The General Medical Council has used newly acquired powers to suspend or restrict three doctors while investigations take place into suspected poor performance.
The GMC's new interim orders committee met for the first time last week and barred cosmetic surgeon David Herbert from all work - whether NHS or private, paid or voluntary - following complaints from dozens of women.
Mr Herbert worked privately in Huntingdon, Preston and Nottingham.

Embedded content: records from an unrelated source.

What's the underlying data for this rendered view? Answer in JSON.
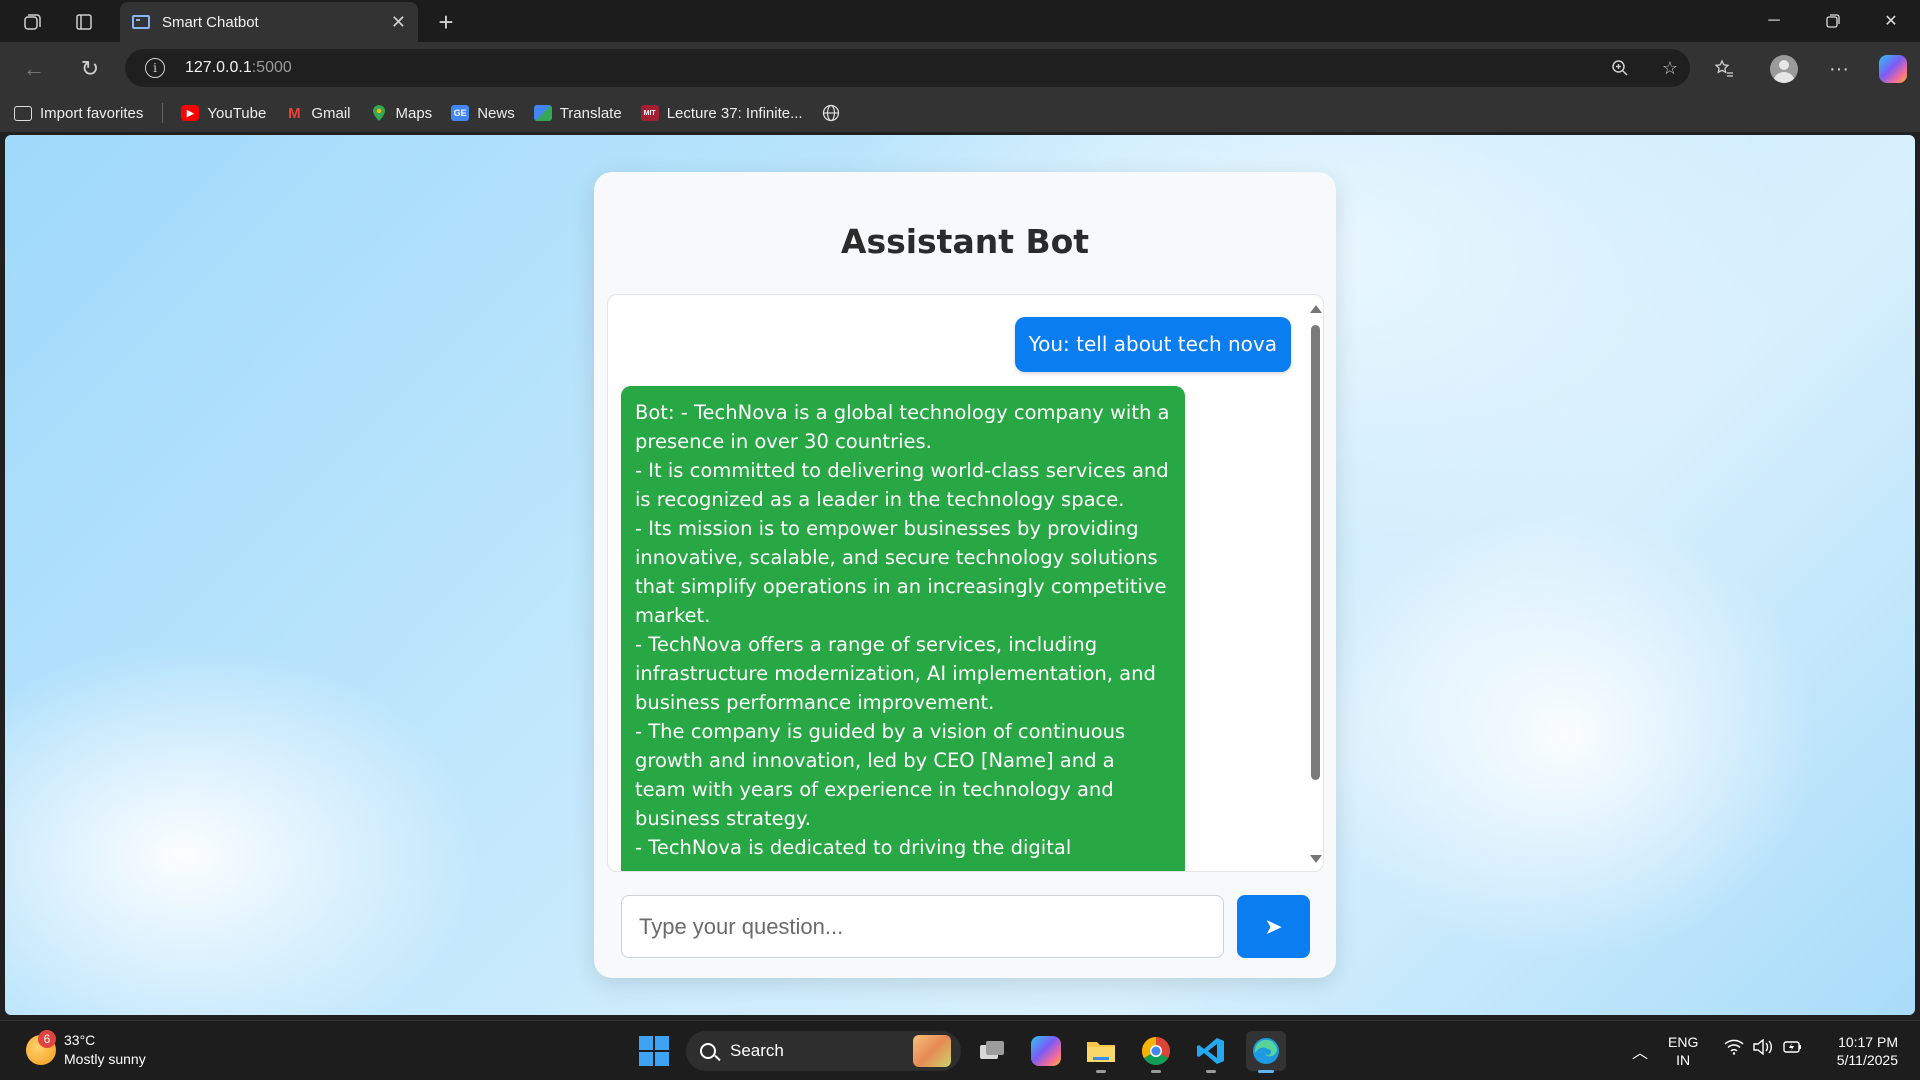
{
  "browser": {
    "tab_title": "Smart Chatbot",
    "url_host": "127.0.0.1",
    "url_port": ":5000",
    "favorites": [
      {
        "label": "Import favorites",
        "icon": "import-icon"
      },
      {
        "label": "YouTube",
        "icon": "youtube-icon",
        "color": "#ff0000"
      },
      {
        "label": "Gmail",
        "icon": "gmail-icon",
        "color": "#ea4335"
      },
      {
        "label": "Maps",
        "icon": "maps-icon",
        "color": "#34a853"
      },
      {
        "label": "News",
        "icon": "news-icon",
        "color": "#4285f4"
      },
      {
        "label": "Translate",
        "icon": "translate-icon",
        "color": "#4285f4"
      },
      {
        "label": "Lecture 37: Infinite...",
        "icon": "mit-ocw-icon",
        "color": "#a31f34"
      }
    ]
  },
  "chat": {
    "title": "Assistant Bot",
    "user_message": "You: tell about tech nova",
    "bot_message": "Bot: - TechNova is a global technology company with a presence in over 30 countries.\n- It is committed to delivering world-class services and is recognized as a leader in the technology space.\n- Its mission is to empower businesses by providing innovative, scalable, and secure technology solutions that simplify operations in an increasingly competitive market.\n- TechNova offers a range of services, including infrastructure modernization, AI implementation, and business performance improvement.\n- The company is guided by a vision of continuous growth and innovation, led by CEO [Name] and a team with years of experience in technology and business strategy.\n- TechNova is dedicated to driving the digital",
    "input_placeholder": "Type your question...",
    "send_label": "➤",
    "user_color": "#0a7df0",
    "bot_color": "#28a745"
  },
  "taskbar": {
    "weather_temp": "33°C",
    "weather_desc": "Mostly sunny",
    "weather_badge": "6",
    "search_label": "Search",
    "lang_top": "ENG",
    "lang_bottom": "IN",
    "time": "10:17 PM",
    "date": "5/11/2025"
  }
}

Colleagues commenting on the speed of his surgery dubbed him the 'flying doctor'.
Earlier this year MP Ann Clwyd used parliamentary privilege to describe Mr Herbert as a 'psychopath'.
Ms Clwyd said he carried out as many as 35 surgical procedures a week, managing a facelift in 40 minutes.

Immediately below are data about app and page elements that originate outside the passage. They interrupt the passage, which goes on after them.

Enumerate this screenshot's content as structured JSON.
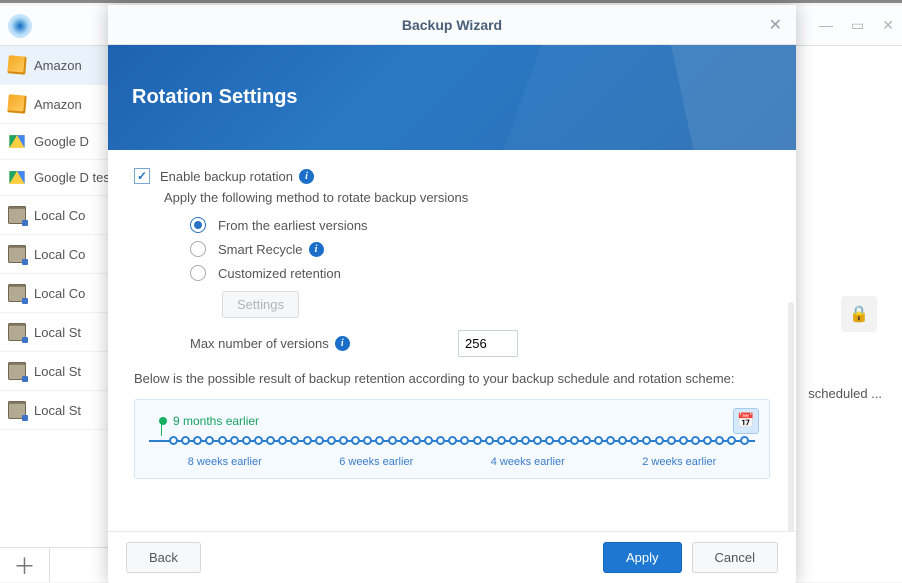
{
  "bg": {
    "sidebar_items": [
      {
        "icon": "amazon",
        "label": "Amazon",
        "selected": true
      },
      {
        "icon": "amazon",
        "label": "Amazon"
      },
      {
        "icon": "gdrive",
        "label": "Google D"
      },
      {
        "icon": "gdrive",
        "label": "Google D test"
      },
      {
        "icon": "local",
        "label": "Local Co"
      },
      {
        "icon": "local",
        "label": "Local Co"
      },
      {
        "icon": "local",
        "label": "Local Co"
      },
      {
        "icon": "local",
        "label": "Local St"
      },
      {
        "icon": "local",
        "label": "Local St"
      },
      {
        "icon": "local",
        "label": "Local St"
      }
    ],
    "right_text": "scheduled ..."
  },
  "modal": {
    "title": "Backup Wizard",
    "header": "Rotation Settings",
    "enable_label": "Enable backup rotation",
    "apply_method": "Apply the following method to rotate backup versions",
    "opt_earliest": "From the earliest versions",
    "opt_smart": "Smart Recycle",
    "opt_custom": "Customized retention",
    "settings_btn": "Settings",
    "max_label": "Max number of versions",
    "max_value": "256",
    "desc": "Below is the possible result of backup retention according to your backup schedule and rotation scheme:",
    "earliest": "9 months earlier",
    "tlabels": [
      "8 weeks earlier",
      "6 weeks earlier",
      "4 weeks earlier",
      "2 weeks earlier"
    ],
    "back": "Back",
    "apply": "Apply",
    "cancel": "Cancel"
  }
}
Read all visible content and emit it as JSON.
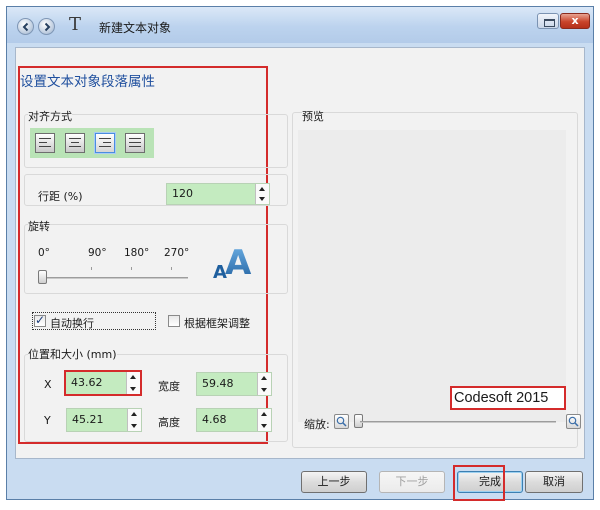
{
  "window": {
    "title": "新建文本对象",
    "app_icon": "T-text-icon",
    "close_glyph": "x"
  },
  "page": {
    "heading": "设置文本对象段落属性"
  },
  "alignment": {
    "label": "对齐方式",
    "buttons": [
      {
        "name": "align-left",
        "icon": "align-left-icon",
        "active": false
      },
      {
        "name": "align-center",
        "icon": "align-center-icon",
        "active": false
      },
      {
        "name": "align-right",
        "icon": "align-right-icon",
        "active": true
      },
      {
        "name": "align-justify",
        "icon": "align-justify-icon",
        "active": false
      }
    ]
  },
  "line_spacing": {
    "label": "行距 (%)",
    "value": "120"
  },
  "rotation": {
    "label": "旋转",
    "angles": [
      "0°",
      "90°",
      "180°",
      "270°"
    ],
    "value_degrees": 0,
    "preview_glyph": "A"
  },
  "options": {
    "wrap": {
      "label": "自动换行",
      "checked": true
    },
    "fit_frame": {
      "label": "根据框架调整",
      "checked": false
    }
  },
  "position_size": {
    "label": "位置和大小 (mm)",
    "x": {
      "label": "X",
      "value": "43.62"
    },
    "y": {
      "label": "Y",
      "value": "45.21"
    },
    "width": {
      "label": "宽度",
      "value": "59.48"
    },
    "height": {
      "label": "高度",
      "value": "4.68"
    }
  },
  "preview": {
    "label": "预览",
    "sample_text": "Codesoft 2015",
    "zoom_label": "缩放:"
  },
  "buttons": {
    "back": "上一步",
    "next": "下一步",
    "finish": "完成",
    "cancel": "取消"
  },
  "colors": {
    "title_accent": "#1f4f9e",
    "highlight_red": "#d42b2b",
    "field_green": "#c4ebc0"
  }
}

The committee also placed an 18month restriction on Yorkshire surgeon Christopher Ingoldby, who will only be allowed to carry out surgical procedures in accident and emergency departments.
Wirral GP Dr Peter Robson will not be allowed to see patients and must restrict himself to medical tribunal work only for the next 18 months.
The GMC has come under bitter attack from both patient and doctors in recent years for failing to act swiftly enough to protect patients where doctors are suspected of poor performance.
The GMC claims it drew government attention to previous inconsistencies in the law, which only allowed it to suspend doctors in certain circumstances.
Consultant William Thomson, who was reprimanded but not struck off by the GMC two weeks ago for wrongly removing a patient's healthy breast, has been stripped of a discretionary performance award worth£2,460 a year by Lanarkshire Acute Hospitals trust.
Trust chief executive Joe Owens said it was reviewing discretionary awards procedures after it was revealed that its own awards panel did not know Mr Thomson was being investigated by the GMC.